▶ _HOW TO COMPLETE THIS TASK_
Starting from the first line, set down the entire listing exactly.

=====

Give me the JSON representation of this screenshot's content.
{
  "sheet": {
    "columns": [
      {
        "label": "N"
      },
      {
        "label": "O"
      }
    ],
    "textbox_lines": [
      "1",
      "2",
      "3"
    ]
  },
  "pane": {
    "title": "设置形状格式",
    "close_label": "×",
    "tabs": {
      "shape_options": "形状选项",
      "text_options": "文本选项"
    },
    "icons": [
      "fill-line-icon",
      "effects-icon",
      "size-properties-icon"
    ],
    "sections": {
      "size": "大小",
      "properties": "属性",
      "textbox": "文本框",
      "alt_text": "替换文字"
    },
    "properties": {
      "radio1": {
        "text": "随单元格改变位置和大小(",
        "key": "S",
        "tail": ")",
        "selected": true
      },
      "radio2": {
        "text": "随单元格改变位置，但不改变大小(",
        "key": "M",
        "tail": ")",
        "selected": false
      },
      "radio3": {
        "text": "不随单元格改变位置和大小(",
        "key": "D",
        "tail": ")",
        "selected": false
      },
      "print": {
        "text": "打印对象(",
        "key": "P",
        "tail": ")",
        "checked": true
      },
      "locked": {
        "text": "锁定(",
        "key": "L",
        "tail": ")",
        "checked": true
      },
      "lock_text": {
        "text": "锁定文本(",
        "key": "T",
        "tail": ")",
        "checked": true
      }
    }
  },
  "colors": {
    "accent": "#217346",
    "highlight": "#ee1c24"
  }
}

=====

▶ _THE COMPLETED TASK_
Give me the JSON representation of this screenshot's content.
{
  "sheet": {
    "columns": [
      {
        "label": "N"
      },
      {
        "label": "O"
      }
    ],
    "textbox_lines": [
      "1",
      "2",
      "3"
    ]
  },
  "pane": {
    "title": "设置形状格式",
    "close_label": "×",
    "tabs": {
      "shape_options": "形状选项",
      "text_options": "文本选项"
    },
    "icons": [
      "fill-line-icon",
      "effects-icon",
      "size-properties-icon"
    ],
    "sections": {
      "size": "大小",
      "properties": "属性",
      "textbox": "文本框",
      "alt_text": "替换文字"
    },
    "properties": {
      "radio1": {
        "text": "随单元格改变位置和大小(",
        "key": "S",
        "tail": ")",
        "selected": true
      },
      "radio2": {
        "text": "随单元格改变位置，但不改变大小(",
        "key": "M",
        "tail": ")",
        "selected": false
      },
      "radio3": {
        "text": "不随单元格改变位置和大小(",
        "key": "D",
        "tail": ")",
        "selected": false
      },
      "print": {
        "text": "打印对象(",
        "key": "P",
        "tail": ")",
        "checked": true
      },
      "locked": {
        "text": "锁定(",
        "key": "L",
        "tail": ")",
        "checked": true
      },
      "lock_text": {
        "text": "锁定文本(",
        "key": "T",
        "tail": ")",
        "checked": true
      }
    }
  },
  "colors": {
    "accent": "#217346",
    "highlight": "#ee1c24"
  }
}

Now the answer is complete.